ABOUT THIS TASK | The entries below must be repeated exactly. None may be skipped.

PROVIDED ENTRIES |
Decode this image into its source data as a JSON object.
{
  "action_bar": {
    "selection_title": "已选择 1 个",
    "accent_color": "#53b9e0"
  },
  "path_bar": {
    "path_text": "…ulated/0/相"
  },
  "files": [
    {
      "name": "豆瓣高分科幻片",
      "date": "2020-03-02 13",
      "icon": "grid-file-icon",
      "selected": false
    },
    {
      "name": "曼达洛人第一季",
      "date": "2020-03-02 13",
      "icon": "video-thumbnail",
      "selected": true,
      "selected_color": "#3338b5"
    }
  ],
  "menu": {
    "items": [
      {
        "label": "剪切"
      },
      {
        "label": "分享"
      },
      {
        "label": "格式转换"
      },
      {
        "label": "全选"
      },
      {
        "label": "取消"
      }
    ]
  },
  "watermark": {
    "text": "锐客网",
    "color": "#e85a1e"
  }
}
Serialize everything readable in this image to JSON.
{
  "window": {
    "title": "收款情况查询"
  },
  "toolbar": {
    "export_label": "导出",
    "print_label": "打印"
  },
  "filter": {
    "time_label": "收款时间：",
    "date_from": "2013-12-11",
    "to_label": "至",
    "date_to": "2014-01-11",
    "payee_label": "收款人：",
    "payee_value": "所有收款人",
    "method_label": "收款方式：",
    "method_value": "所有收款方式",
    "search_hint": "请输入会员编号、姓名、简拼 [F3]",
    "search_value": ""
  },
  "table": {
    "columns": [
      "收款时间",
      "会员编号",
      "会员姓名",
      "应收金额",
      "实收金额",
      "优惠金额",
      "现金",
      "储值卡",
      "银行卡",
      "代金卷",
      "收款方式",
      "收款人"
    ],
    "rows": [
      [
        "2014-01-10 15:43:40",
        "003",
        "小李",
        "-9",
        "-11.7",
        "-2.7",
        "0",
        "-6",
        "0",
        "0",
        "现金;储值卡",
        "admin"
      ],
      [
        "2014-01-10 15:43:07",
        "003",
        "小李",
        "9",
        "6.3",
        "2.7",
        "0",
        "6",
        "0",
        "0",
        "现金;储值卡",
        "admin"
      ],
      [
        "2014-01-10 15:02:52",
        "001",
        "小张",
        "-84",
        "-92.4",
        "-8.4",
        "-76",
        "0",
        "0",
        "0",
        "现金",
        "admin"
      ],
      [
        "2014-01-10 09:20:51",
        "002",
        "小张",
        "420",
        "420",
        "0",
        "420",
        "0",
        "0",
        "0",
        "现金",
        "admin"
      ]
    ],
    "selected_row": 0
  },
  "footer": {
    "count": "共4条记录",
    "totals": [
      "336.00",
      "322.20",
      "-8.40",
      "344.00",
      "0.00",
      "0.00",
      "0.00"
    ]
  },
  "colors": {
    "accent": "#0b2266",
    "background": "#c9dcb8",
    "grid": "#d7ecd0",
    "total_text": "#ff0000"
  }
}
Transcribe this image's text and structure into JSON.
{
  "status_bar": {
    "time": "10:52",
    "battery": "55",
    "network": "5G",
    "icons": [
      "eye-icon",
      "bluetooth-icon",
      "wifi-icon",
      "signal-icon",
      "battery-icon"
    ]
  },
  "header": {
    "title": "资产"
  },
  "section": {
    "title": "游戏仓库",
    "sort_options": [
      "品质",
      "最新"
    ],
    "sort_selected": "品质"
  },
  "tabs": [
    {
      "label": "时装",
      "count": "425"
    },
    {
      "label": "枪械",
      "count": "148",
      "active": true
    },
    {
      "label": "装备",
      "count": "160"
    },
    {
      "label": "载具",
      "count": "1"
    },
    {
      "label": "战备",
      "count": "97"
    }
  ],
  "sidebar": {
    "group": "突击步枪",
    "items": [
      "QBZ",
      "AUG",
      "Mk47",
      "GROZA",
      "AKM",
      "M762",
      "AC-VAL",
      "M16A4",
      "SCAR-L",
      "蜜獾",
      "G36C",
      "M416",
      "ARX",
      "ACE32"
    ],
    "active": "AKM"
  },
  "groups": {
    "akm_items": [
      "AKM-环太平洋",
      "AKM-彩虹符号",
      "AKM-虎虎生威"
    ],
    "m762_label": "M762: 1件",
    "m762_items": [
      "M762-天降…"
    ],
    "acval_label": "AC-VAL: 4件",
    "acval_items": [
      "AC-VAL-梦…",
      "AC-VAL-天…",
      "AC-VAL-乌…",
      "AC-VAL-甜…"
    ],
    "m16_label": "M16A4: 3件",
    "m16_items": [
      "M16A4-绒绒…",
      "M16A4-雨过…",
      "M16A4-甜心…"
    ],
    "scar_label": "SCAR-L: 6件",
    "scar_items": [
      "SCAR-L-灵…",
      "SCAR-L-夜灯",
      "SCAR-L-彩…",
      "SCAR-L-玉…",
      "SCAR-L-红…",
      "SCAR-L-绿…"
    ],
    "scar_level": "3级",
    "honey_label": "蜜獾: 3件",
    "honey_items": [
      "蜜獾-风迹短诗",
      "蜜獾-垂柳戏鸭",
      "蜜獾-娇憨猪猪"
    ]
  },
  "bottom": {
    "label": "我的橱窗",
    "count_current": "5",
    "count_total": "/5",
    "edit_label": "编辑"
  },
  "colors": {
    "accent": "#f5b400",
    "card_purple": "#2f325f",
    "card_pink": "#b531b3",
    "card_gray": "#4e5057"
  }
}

EXERCISE SOLUTION |
Decode this image into its source data as a JSON object.
{
  "action_bar": {
    "selection_title": "已选择 1 个",
    "accent_color": "#53b9e0"
  },
  "path_bar": {
    "path_text": "…ulated/0/相"
  },
  "files": [
    {
      "name": "豆瓣高分科幻片",
      "date": "2020-03-02 13",
      "icon": "grid-file-icon",
      "selected": false
    },
    {
      "name": "曼达洛人第一季",
      "date": "2020-03-02 13",
      "icon": "video-thumbnail",
      "selected": true,
      "selected_color": "#3338b5"
    }
  ],
  "menu": {
    "items": [
      {
        "label": "剪切"
      },
      {
        "label": "分享"
      },
      {
        "label": "格式转换"
      },
      {
        "label": "全选"
      },
      {
        "label": "取消"
      }
    ]
  },
  "watermark": {
    "text": "锐客网",
    "color": "#e85a1e"
  }
}
Serialize everything readable in this image to JSON.
{
  "window": {
    "title": "收款情况查询"
  },
  "toolbar": {
    "export_label": "导出",
    "print_label": "打印"
  },
  "filter": {
    "time_label": "收款时间：",
    "date_from": "2013-12-11",
    "to_label": "至",
    "date_to": "2014-01-11",
    "payee_label": "收款人：",
    "payee_value": "所有收款人",
    "method_label": "收款方式：",
    "method_value": "所有收款方式",
    "search_hint": "请输入会员编号、姓名、简拼 [F3]",
    "search_value": ""
  },
  "table": {
    "columns": [
      "收款时间",
      "会员编号",
      "会员姓名",
      "应收金额",
      "实收金额",
      "优惠金额",
      "现金",
      "储值卡",
      "银行卡",
      "代金卷",
      "收款方式",
      "收款人"
    ],
    "rows": [
      [
        "2014-01-10 15:43:40",
        "003",
        "小李",
        "-9",
        "-11.7",
        "-2.7",
        "0",
        "-6",
        "0",
        "0",
        "现金;储值卡",
        "admin"
      ],
      [
        "2014-01-10 15:43:07",
        "003",
        "小李",
        "9",
        "6.3",
        "2.7",
        "0",
        "6",
        "0",
        "0",
        "现金;储值卡",
        "admin"
      ],
      [
        "2014-01-10 15:02:52",
        "001",
        "小张",
        "-84",
        "-92.4",
        "-8.4",
        "-76",
        "0",
        "0",
        "0",
        "现金",
        "admin"
      ],
      [
        "2014-01-10 09:20:51",
        "002",
        "小张",
        "420",
        "420",
        "0",
        "420",
        "0",
        "0",
        "0",
        "现金",
        "admin"
      ]
    ],
    "selected_row": 0
  },
  "footer": {
    "count": "共4条记录",
    "totals": [
      "336.00",
      "322.20",
      "-8.40",
      "344.00",
      "0.00",
      "0.00",
      "0.00"
    ]
  },
  "colors": {
    "accent": "#0b2266",
    "background": "#c9dcb8",
    "grid": "#d7ecd0",
    "total_text": "#ff0000"
  }
}
Transcribe this image's text and structure into JSON.
{
  "status_bar": {
    "time": "10:52",
    "battery": "55",
    "network": "5G",
    "icons": [
      "eye-icon",
      "bluetooth-icon",
      "wifi-icon",
      "signal-icon",
      "battery-icon"
    ]
  },
  "header": {
    "title": "资产"
  },
  "section": {
    "title": "游戏仓库",
    "sort_options": [
      "品质",
      "最新"
    ],
    "sort_selected": "品质"
  },
  "tabs": [
    {
      "label": "时装",
      "count": "425"
    },
    {
      "label": "枪械",
      "count": "148",
      "active": true
    },
    {
      "label": "装备",
      "count": "160"
    },
    {
      "label": "载具",
      "count": "1"
    },
    {
      "label": "战备",
      "count": "97"
    }
  ],
  "sidebar": {
    "group": "突击步枪",
    "items": [
      "QBZ",
      "AUG",
      "Mk47",
      "GROZA",
      "AKM",
      "M762",
      "AC-VAL",
      "M16A4",
      "SCAR-L",
      "蜜獾",
      "G36C",
      "M416",
      "ARX",
      "ACE32"
    ],
    "active": "AKM"
  },
  "groups": {
    "akm_items": [
      "AKM-环太平洋",
      "AKM-彩虹符号",
      "AKM-虎虎生威"
    ],
    "m762_label": "M762: 1件",
    "m762_items": [
      "M762-天降…"
    ],
    "acval_label": "AC-VAL: 4件",
    "acval_items": [
      "AC-VAL-梦…",
      "AC-VAL-天…",
      "AC-VAL-乌…",
      "AC-VAL-甜…"
    ],
    "m16_label": "M16A4: 3件",
    "m16_items": [
      "M16A4-绒绒…",
      "M16A4-雨过…",
      "M16A4-甜心…"
    ],
    "scar_label": "SCAR-L: 6件",
    "scar_items": [
      "SCAR-L-灵…",
      "SCAR-L-夜灯",
      "SCAR-L-彩…",
      "SCAR-L-玉…",
      "SCAR-L-红…",
      "SCAR-L-绿…"
    ],
    "scar_level": "3级",
    "honey_label": "蜜獾: 3件",
    "honey_items": [
      "蜜獾-风迹短诗",
      "蜜獾-垂柳戏鸭",
      "蜜獾-娇憨猪猪"
    ]
  },
  "bottom": {
    "label": "我的橱窗",
    "count_current": "5",
    "count_total": "/5",
    "edit_label": "编辑"
  },
  "colors": {
    "accent": "#f5b400",
    "card_purple": "#2f325f",
    "card_pink": "#b531b3",
    "card_gray": "#4e5057"
  }
}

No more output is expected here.